To buy (via Amazon):



[1] E. Galinsky (2010). Mind in the Making. Harper Collins 
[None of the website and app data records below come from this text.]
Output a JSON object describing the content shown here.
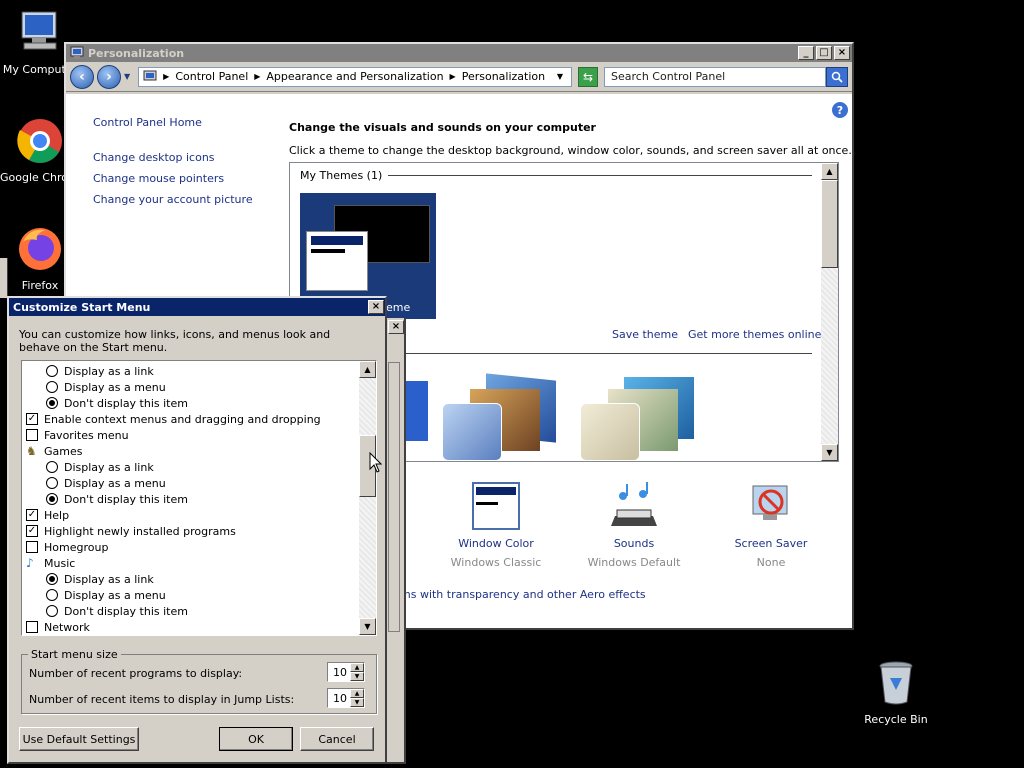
{
  "desktop": {
    "icons": [
      {
        "label": "My Computer"
      },
      {
        "label": "Google Chrome"
      },
      {
        "label": "Firefox"
      },
      {
        "label": "Recycle Bin"
      }
    ]
  },
  "personalization": {
    "title": "Personalization",
    "breadcrumb": [
      "Control Panel",
      "Appearance and Personalization",
      "Personalization"
    ],
    "search_placeholder": "Search Control Panel",
    "sidebar": {
      "home": "Control Panel Home",
      "links": [
        "Change desktop icons",
        "Change mouse pointers",
        "Change your account picture"
      ]
    },
    "heading": "Change the visuals and sounds on your computer",
    "subheading": "Click a theme to change the desktop background, window color, sounds, and screen saver all at once.",
    "my_themes_label": "My Themes (1)",
    "theme_name_fragment": "eme",
    "save_theme": "Save theme",
    "get_more_themes": "Get more themes online",
    "settings": [
      {
        "title": "Window Color",
        "value": "Windows Classic"
      },
      {
        "title": "Sounds",
        "value": "Windows Default"
      },
      {
        "title": "Screen Saver",
        "value": "None"
      }
    ],
    "aero_link_fragment": "ms with transparency and other Aero effects"
  },
  "customize_start_menu": {
    "title": "Customize Start Menu",
    "description": "You can customize how links, icons, and menus look and behave on the Start menu.",
    "items": [
      {
        "type": "radio",
        "label": "Display as a link",
        "checked": false
      },
      {
        "type": "radio",
        "label": "Display as a menu",
        "checked": false
      },
      {
        "type": "radio",
        "label": "Don't display this item",
        "checked": true
      },
      {
        "type": "check",
        "label": "Enable context menus and dragging and dropping",
        "checked": true
      },
      {
        "type": "check",
        "label": "Favorites menu",
        "checked": false
      },
      {
        "type": "folder",
        "label": "Games",
        "icon": "games-icon"
      },
      {
        "type": "radio",
        "label": "Display as a link",
        "checked": false
      },
      {
        "type": "radio",
        "label": "Display as a menu",
        "checked": false
      },
      {
        "type": "radio",
        "label": "Don't display this item",
        "checked": true
      },
      {
        "type": "check",
        "label": "Help",
        "checked": true
      },
      {
        "type": "check",
        "label": "Highlight newly installed programs",
        "checked": true
      },
      {
        "type": "check",
        "label": "Homegroup",
        "checked": false
      },
      {
        "type": "folder",
        "label": "Music",
        "icon": "music-icon"
      },
      {
        "type": "radio",
        "label": "Display as a link",
        "checked": true
      },
      {
        "type": "radio",
        "label": "Display as a menu",
        "checked": false
      },
      {
        "type": "radio",
        "label": "Don't display this item",
        "checked": false
      },
      {
        "type": "check",
        "label": "Network",
        "checked": false
      }
    ],
    "start_menu_size_label": "Start menu size",
    "recent_programs_label": "Number of recent programs to display:",
    "recent_programs_value": "10",
    "recent_items_label": "Number of recent items to display in Jump Lists:",
    "recent_items_value": "10",
    "use_default_label": "Use Default Settings",
    "ok_label": "OK",
    "cancel_label": "Cancel"
  }
}
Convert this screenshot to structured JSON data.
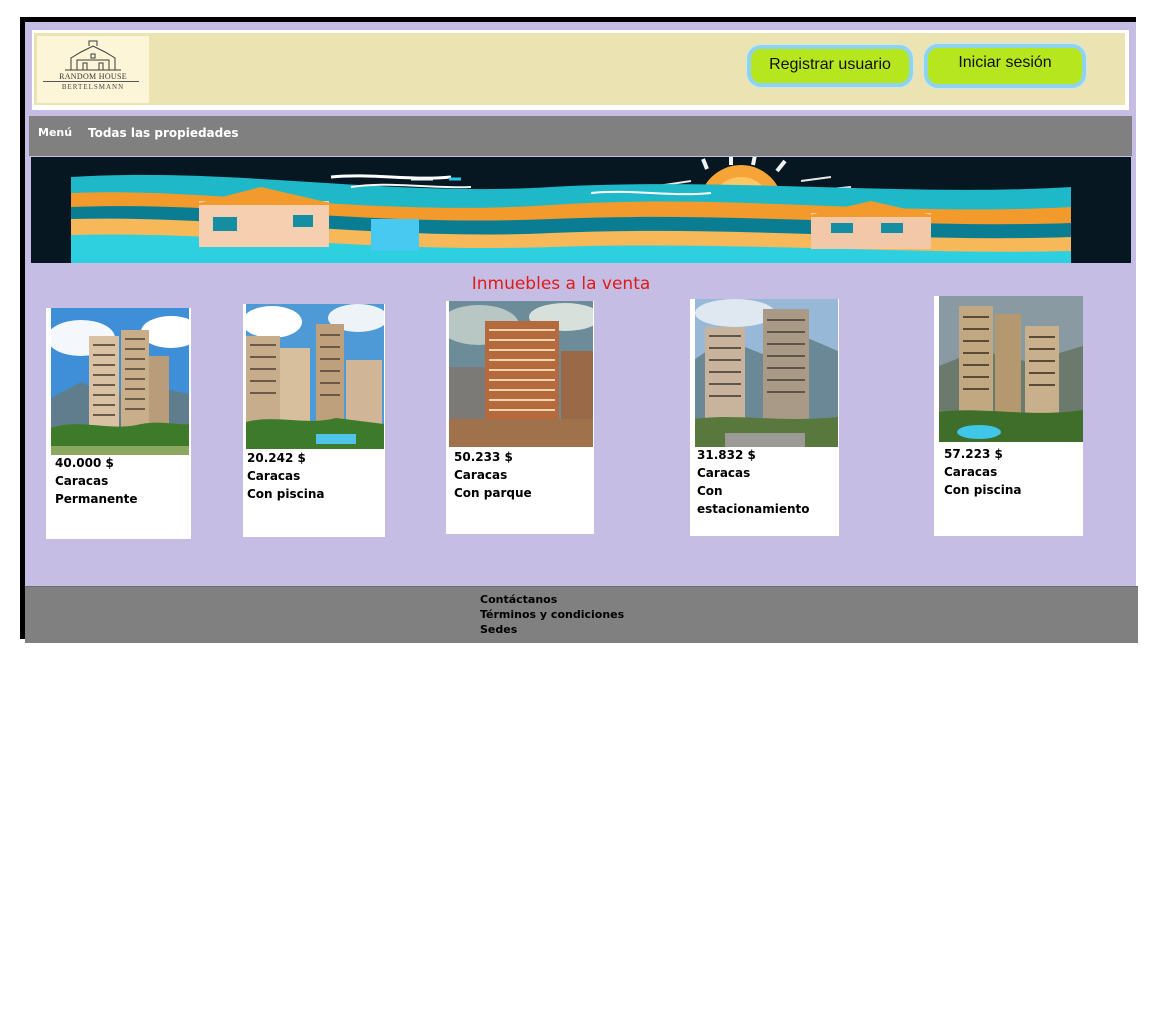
{
  "header": {
    "logo_line1": "RANDOM HOUSE",
    "logo_line2": "BERTELSMANN",
    "register_label": "Registrar usuario",
    "login_label": "Iniciar sesión"
  },
  "nav": {
    "menu_label": "Menú",
    "all_properties_label": "Todas las propiedades"
  },
  "main": {
    "section_title": "Inmuebles a la venta",
    "properties": [
      {
        "price": "40.000 $",
        "city": "Caracas",
        "feature": "Permanente"
      },
      {
        "price": "20.242 $",
        "city": "Caracas",
        "feature": "Con piscina"
      },
      {
        "price": "50.233 $",
        "city": "Caracas",
        "feature": "Con parque"
      },
      {
        "price": "31.832 $",
        "city": "Caracas",
        "feature": "Con estacionamiento"
      },
      {
        "price": "57.223 $",
        "city": "Caracas",
        "feature": "Con piscina"
      }
    ]
  },
  "footer": {
    "links": [
      "Contáctanos",
      "Términos y condiciones",
      "Sedes"
    ]
  },
  "colors": {
    "page_bg": "#c6bde4",
    "header_band": "#ece3b2",
    "nav_bg": "#808080",
    "button_fill": "#b6e61d",
    "button_border": "#8fd4ec",
    "title_red": "#e01a1a"
  }
}
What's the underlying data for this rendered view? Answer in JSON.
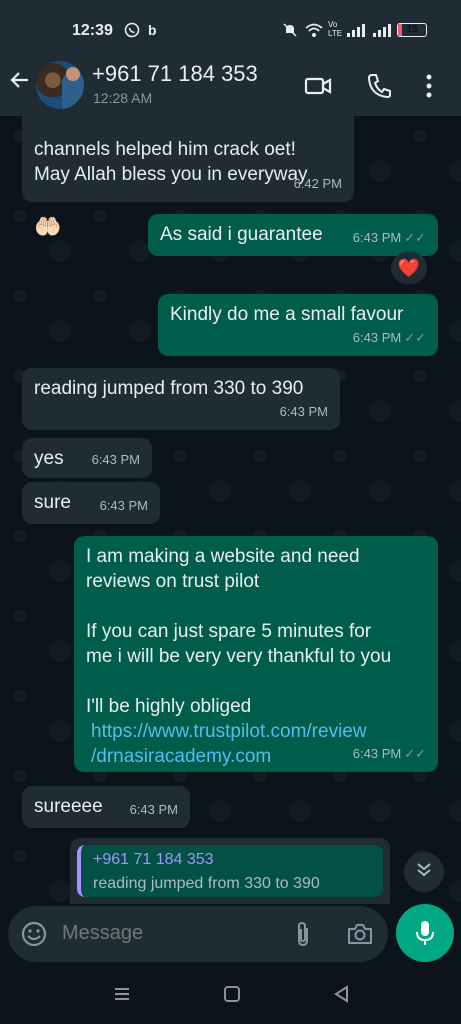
{
  "status_bar": {
    "time": "12:39",
    "battery": "15",
    "network_label": "Vo LTE"
  },
  "header": {
    "contact_name": "+961 71 184 353",
    "last_seen": "12:28 AM"
  },
  "messages": [
    {
      "direction": "in",
      "text": "channels helped him crack oet!\nMay Allah bless you in everyway",
      "emoji": "🤲🏻",
      "time": "6:42 PM"
    },
    {
      "direction": "out",
      "text": "As said i guarantee",
      "time": "6:43 PM",
      "reaction": "❤️"
    },
    {
      "direction": "out",
      "text": "Kindly do me a small favour",
      "time": "6:43 PM"
    },
    {
      "direction": "in",
      "text": "reading jumped from 330 to 390",
      "time": "6:43 PM"
    },
    {
      "direction": "in",
      "text": "yes",
      "time": "6:43 PM"
    },
    {
      "direction": "in",
      "text": "sure",
      "time": "6:43 PM"
    },
    {
      "direction": "out",
      "text_lines": [
        "I am making a website and need",
        "reviews on trust pilot",
        "",
        "If you can just spare 5 minutes for",
        "me i will be very very thankful to you",
        "",
        "I'll be highly obliged"
      ],
      "link": "https://www.trustpilot.com/review/drnasiracademy.com",
      "link_line1": "https://www.trustpilot.com/review",
      "link_line2": "/drnasiracademy.com",
      "time": "6:43 PM"
    },
    {
      "direction": "in",
      "text": "sureeee",
      "time": "6:43 PM"
    }
  ],
  "reply_preview": {
    "name": "+961 71 184 353",
    "text": "reading jumped from 330 to 390"
  },
  "composer": {
    "placeholder": "Message"
  },
  "colors": {
    "incoming_bubble": "#202c33",
    "outgoing_bubble": "#005c4b",
    "accent": "#00a884",
    "link": "#53bdeb"
  },
  "icons": [
    "back-arrow-icon",
    "video-call-icon",
    "phone-icon",
    "more-options-icon",
    "emoji-icon",
    "attach-icon",
    "camera-icon",
    "mic-icon",
    "scroll-down-icon",
    "read-ticks-icon"
  ]
}
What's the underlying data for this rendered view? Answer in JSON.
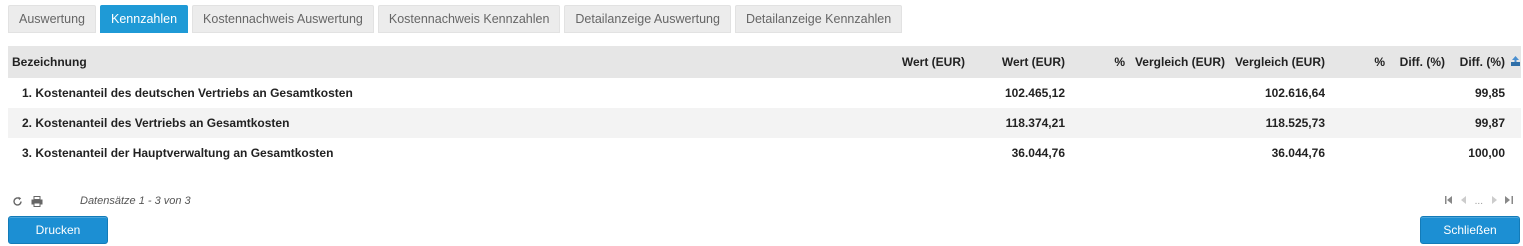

[2] K. Rymanowicz (2016). The importance of critical thinking for young children. Michigan State University Extension. Available online at: The importance of critical thinking for young children - Early Childhood Development (